Strengthening Families and CommunitiesRestoring Community and Family Bonds


Most cities bar formerly incarcerated people from public housing—even when their families reside there. This puts a strain on families, deprives men and women returning home from prison of the foundation for a stable life, and has a slew of social costs when people become homeless and unemployed, relapse, or are re-incarcerated.

With an array of partners, our pilot program in New York City is reuniting 150 carefully screened formerly incarcerated people with their families in public housing. It could be a model for smart, safe, cost-effective housing policies nationwide. Similarly, work with the Housing Authority in New Orleans to replace blanket prohibitions with individualized assessments is providing access to publicly funded housing and employment assistance to some of the people who need it most.

Related Work

Opening Doors

How to develop reentry programs using examples from public housing authorities

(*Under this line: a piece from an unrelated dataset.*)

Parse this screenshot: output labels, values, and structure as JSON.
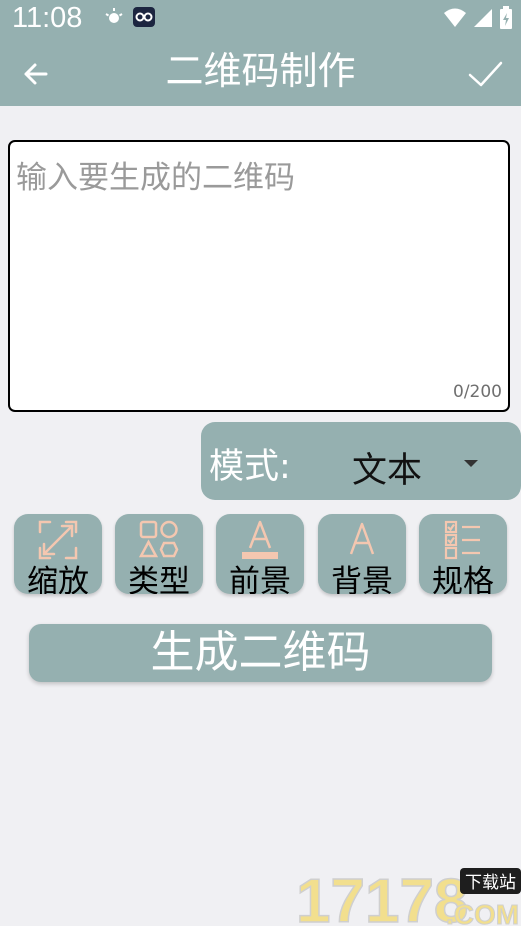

A growing number of public housing authorities (PHAs) across the country are implementing reentry programs and changing their policies to help formerly incarcerated people secure housing. This report highlights 11 PHAs doing this work and examines best practices and lessons learned from their experiences—including key factors of program design and ...

  • John Bae, Kate Finley, Margaret diZerega
September 29, 2017

Report to the New York City Housing Authority

Applying and Lifting Permanent Exclusions for Criminal Conduct

The New York City Housing Authority (NYCHA) is conducting an internal review of its policies related to permanent exclusions for criminal conduct on NYCHA property.  Permanent exclusion (PE) occurs when a NYCHA tenant—rather than risk eviction—enters into a stipulation that those associated with the resident who have engaged in non-desirable behavi...

  • Margaret diZerega, John Bae
February 08, 2017

Coming Home

An Evaluation of the New York City Housing Authority’s Family Reentry Pilot Program

Public housing authorities across the nation historically have barred many with criminal records from public housing residency. However, given evidence of the critical role stable housing and family reunification plays for people coming back to their communities from incarceration, some housing authorities are rethinking their practices. This repor...

  • John Bae, Margaret diZerega, Jacob Kang-Brown, Ryan Shanahan, Ram Subramanian
November 14, 2016

In New Orleans, the housing authority is helping people with criminal convictions rejoin families

Think about a particularly trying time in your life. Now think about not having a place to stay or family to support you during this time of hardship. Would you have made it?  For people recently convicted of a crime, having a place to stay and the support of family are often the most influential factors in their success. But for decades, housi...

Blog Post
  • Mathilde  Laisne
    Mathilde Laisne
March 30, 2016
Blog Post